The Fed wire system charges a $1 fee for the transfer. It is common for both the sending and receiving banks to charge a fee, too. While the ACH system charges banks a fee, it is less than the cost of check processing, so the apparent cost to the consumer is usually zero. “Apparent cost” here means the actual cost is rolled into the overhead banks consider when setting charges for maintaining a banking account. The bank’s actual cost ranges from 2.5¢ to 25¢ per transaction.
The decision of whether to use the Fed wire or ACH direct deposit will usually hinge on the amount of money being moved, relevant interest rate and the fees the individual banks charge. For instance, if a consumer is paying off his $250,000 mortgage with a 6 percent interest rate, the calculation will look like this: $250,000 X 6% = $15,000 a year; $15,000 per year divided by 365 days per year = $41.10 per day. Thus, a four-day ACH transfer will cost the consumer about $164 in interest. A one-day Fed wire transfer will cost $41.10 plus $20 to $40 in fees. The consumer will want to behave much as banks behave: Choose the method that costs least when all costs are considered.
These are becoming more common and extremely useful for businesses. A business owner can pay taxes, pay bills, handle payroll and generally take care of most expenses through ACH transactions.

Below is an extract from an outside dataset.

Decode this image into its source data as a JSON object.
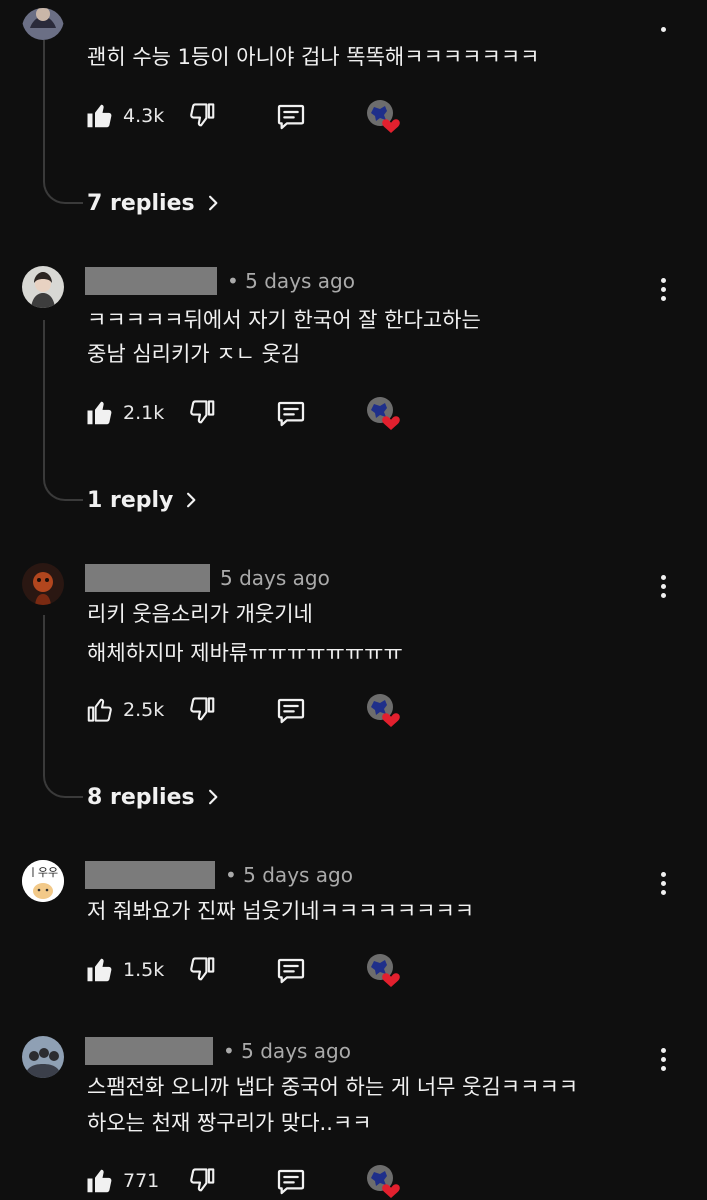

It's a very convenient system, but any business owner engaging in shuffling ACH transactions around needs to proceed with caution. It's a good idea to check bank accounts at least weekly to make sure that no hanky panky is afoot due to compromised account information. Also, keeping up with transactions with a program such as Quickbooks and reconciling everything monthly is a good idea -- it's far too easy to spend a lot of money before you know it.